++++ DATASET EXCERPTS ++++
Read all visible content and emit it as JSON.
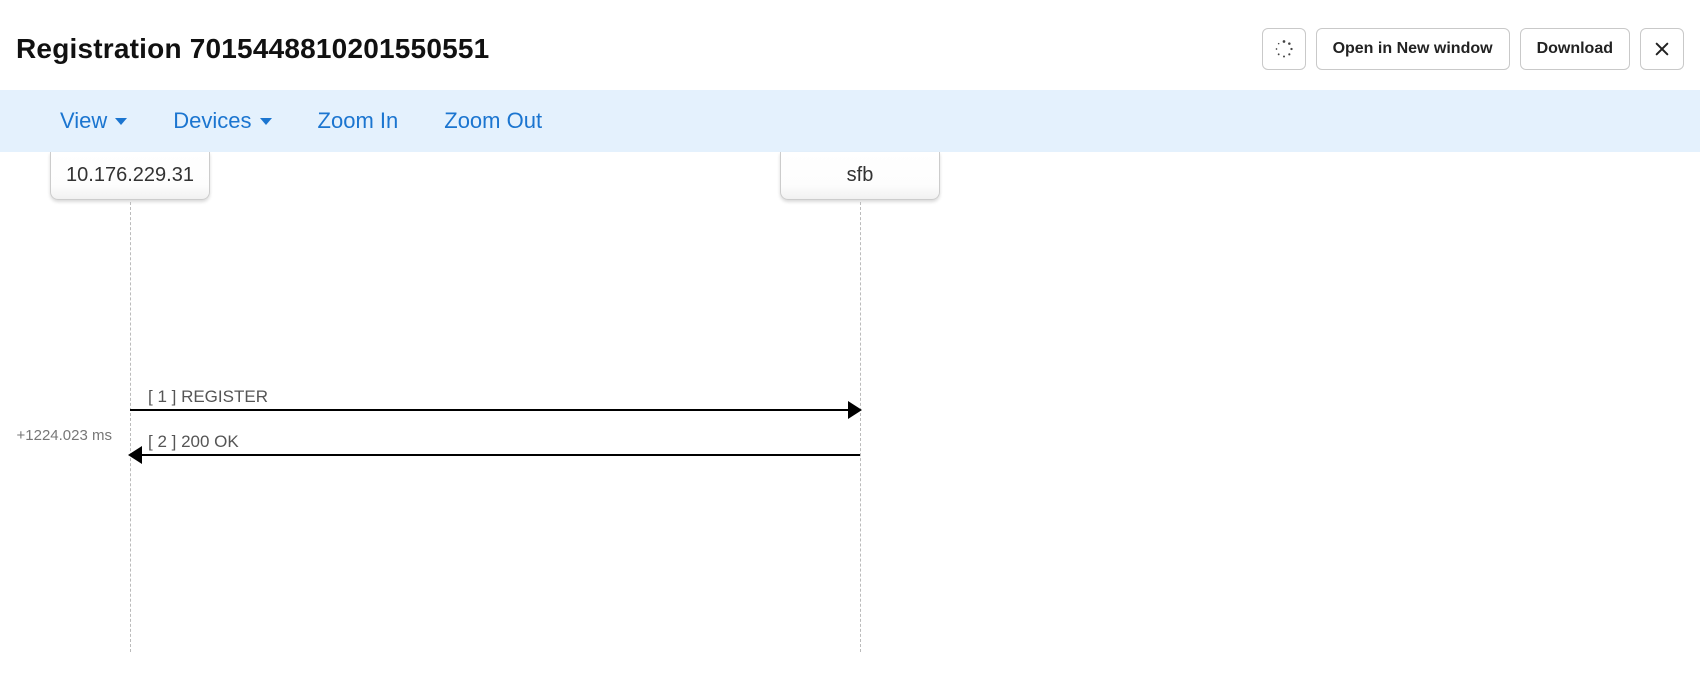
{
  "header": {
    "title": "Registration 7015448810201550551",
    "actions": {
      "open_new_window_label": "Open in New window",
      "download_label": "Download"
    }
  },
  "toolbar": {
    "view_label": "View",
    "devices_label": "Devices",
    "zoom_in_label": "Zoom In",
    "zoom_out_label": "Zoom Out"
  },
  "diagram": {
    "actors": {
      "left": "10.176.229.31",
      "right": "sfb"
    },
    "messages": [
      {
        "label": "[ 1 ] REGISTER",
        "direction": "right",
        "timestamp": ""
      },
      {
        "label": "[ 2 ] 200 OK",
        "direction": "left",
        "timestamp": "+1224.023 ms"
      }
    ]
  }
}
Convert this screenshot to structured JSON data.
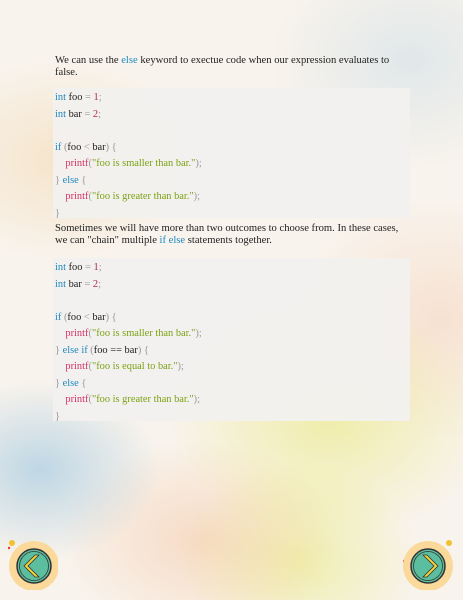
{
  "paragraph1": {
    "pre": "We can use the ",
    "kw": "else",
    "post": " keyword to exectue code when our expression evaluates to false."
  },
  "code1": [
    [
      [
        "type",
        "int"
      ],
      [
        "id",
        " foo "
      ],
      [
        "punc",
        "="
      ],
      [
        "num",
        " 1"
      ],
      [
        "punc",
        ";"
      ]
    ],
    [
      [
        "type",
        "int"
      ],
      [
        "id",
        " bar "
      ],
      [
        "punc",
        "="
      ],
      [
        "num",
        " 2"
      ],
      [
        "punc",
        ";"
      ]
    ],
    [],
    [
      [
        "kw",
        "if"
      ],
      [
        "punc",
        " ("
      ],
      [
        "id",
        "foo "
      ],
      [
        "punc",
        "<"
      ],
      [
        "id",
        " bar"
      ],
      [
        "punc",
        ") {"
      ]
    ],
    [
      [
        "id",
        "    "
      ],
      [
        "fn",
        "printf"
      ],
      [
        "punc",
        "("
      ],
      [
        "str",
        "\"foo is smaller than bar.\""
      ],
      [
        "punc",
        ");"
      ]
    ],
    [
      [
        "punc",
        "} "
      ],
      [
        "kw",
        "else"
      ],
      [
        "punc",
        " {"
      ]
    ],
    [
      [
        "id",
        "    "
      ],
      [
        "fn",
        "printf"
      ],
      [
        "punc",
        "("
      ],
      [
        "str",
        "\"foo is greater than bar.\""
      ],
      [
        "punc",
        ");"
      ]
    ],
    [
      [
        "punc",
        "}"
      ]
    ]
  ],
  "paragraph2": {
    "pre": "Sometimes we will have more than two outcomes to choose from. In these cases, we can \"chain\" multiple ",
    "kw": "if else",
    "post": " statements together."
  },
  "code2": [
    [
      [
        "type",
        "int"
      ],
      [
        "id",
        " foo "
      ],
      [
        "punc",
        "="
      ],
      [
        "num",
        " 1"
      ],
      [
        "punc",
        ";"
      ]
    ],
    [
      [
        "type",
        "int"
      ],
      [
        "id",
        " bar "
      ],
      [
        "punc",
        "="
      ],
      [
        "num",
        " 2"
      ],
      [
        "punc",
        ";"
      ]
    ],
    [],
    [
      [
        "kw",
        "if"
      ],
      [
        "punc",
        " ("
      ],
      [
        "id",
        "foo "
      ],
      [
        "punc",
        "<"
      ],
      [
        "id",
        " bar"
      ],
      [
        "punc",
        ") {"
      ]
    ],
    [
      [
        "id",
        "    "
      ],
      [
        "fn",
        "printf"
      ],
      [
        "punc",
        "("
      ],
      [
        "str",
        "\"foo is smaller than bar.\""
      ],
      [
        "punc",
        ");"
      ]
    ],
    [
      [
        "punc",
        "} "
      ],
      [
        "kw",
        "else if"
      ],
      [
        "punc",
        " ("
      ],
      [
        "id",
        "foo == bar"
      ],
      [
        "punc",
        ") {"
      ]
    ],
    [
      [
        "id",
        "    "
      ],
      [
        "fn",
        "printf"
      ],
      [
        "punc",
        "("
      ],
      [
        "str",
        "\"foo is equal to bar.\""
      ],
      [
        "punc",
        ");"
      ]
    ],
    [
      [
        "punc",
        "} "
      ],
      [
        "kw",
        "else"
      ],
      [
        "punc",
        " {"
      ]
    ],
    [
      [
        "id",
        "    "
      ],
      [
        "fn",
        "printf"
      ],
      [
        "punc",
        "("
      ],
      [
        "str",
        "\"foo is greater than bar.\""
      ],
      [
        "punc",
        ");"
      ]
    ],
    [
      [
        "punc",
        "}"
      ]
    ]
  ],
  "nav": {
    "prev_icon": "chevron-left-icon",
    "next_icon": "chevron-right-icon"
  }
}
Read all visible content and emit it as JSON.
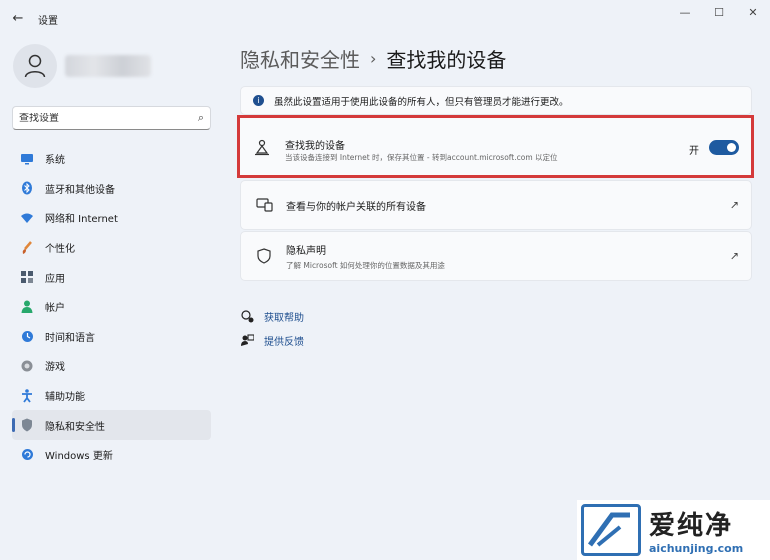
{
  "app": {
    "title": "设置",
    "back": "←",
    "controls": {
      "minimize": "—",
      "maximize": "☐",
      "close": "✕"
    }
  },
  "search": {
    "placeholder": "查找设置",
    "icon": "search-icon"
  },
  "nav": [
    {
      "label": "系统",
      "icon": "monitor-icon",
      "color": "#2f7ad8"
    },
    {
      "label": "蓝牙和其他设备",
      "icon": "bluetooth-icon",
      "color": "#2f7ad8"
    },
    {
      "label": "网络和 Internet",
      "icon": "wifi-icon",
      "color": "#2f7ad8"
    },
    {
      "label": "个性化",
      "icon": "brush-icon",
      "color": "#e0863a"
    },
    {
      "label": "应用",
      "icon": "apps-icon",
      "color": "#4a5a6e"
    },
    {
      "label": "帐户",
      "icon": "person-icon",
      "color": "#27a86c"
    },
    {
      "label": "时间和语言",
      "icon": "globe-clock-icon",
      "color": "#2f7ad8"
    },
    {
      "label": "游戏",
      "icon": "gamepad-icon",
      "color": "#6b6b6b"
    },
    {
      "label": "辅助功能",
      "icon": "accessibility-icon",
      "color": "#2f7ad8"
    },
    {
      "label": "隐私和安全性",
      "icon": "shield-icon",
      "color": "#7d8794",
      "active": true
    },
    {
      "label": "Windows 更新",
      "icon": "update-icon",
      "color": "#2f7ad8"
    }
  ],
  "breadcrumb": {
    "parent": "隐私和安全性",
    "separator": "›",
    "current": "查找我的设备"
  },
  "info": {
    "text": "虽然此设置适用于使用此设备的所有人，但只有管理员才能进行更改。",
    "icon": "info-icon"
  },
  "find_device": {
    "title": "查找我的设备",
    "description": "当该设备连接到 Internet 时，保存其位置 - 转到account.microsoft.com 以定位",
    "toggle_label": "开",
    "toggle_on": true,
    "icon": "location-person-icon"
  },
  "devices": {
    "label": "查看与你的帐户关联的所有设备",
    "icon": "devices-icon",
    "ext_icon": "external-link-icon"
  },
  "privacy": {
    "label": "隐私声明",
    "sub": "了解 Microsoft 如何处理你的位置数据及其用途",
    "icon": "shield-outline-icon",
    "ext_icon": "external-link-icon"
  },
  "links": {
    "help": "获取帮助",
    "feedback": "提供反馈"
  },
  "watermark": {
    "brand": "爱纯净",
    "url": "aichunjing.com"
  }
}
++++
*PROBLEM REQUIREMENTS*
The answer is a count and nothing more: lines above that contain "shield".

*EXERCISE OUTPUT*
2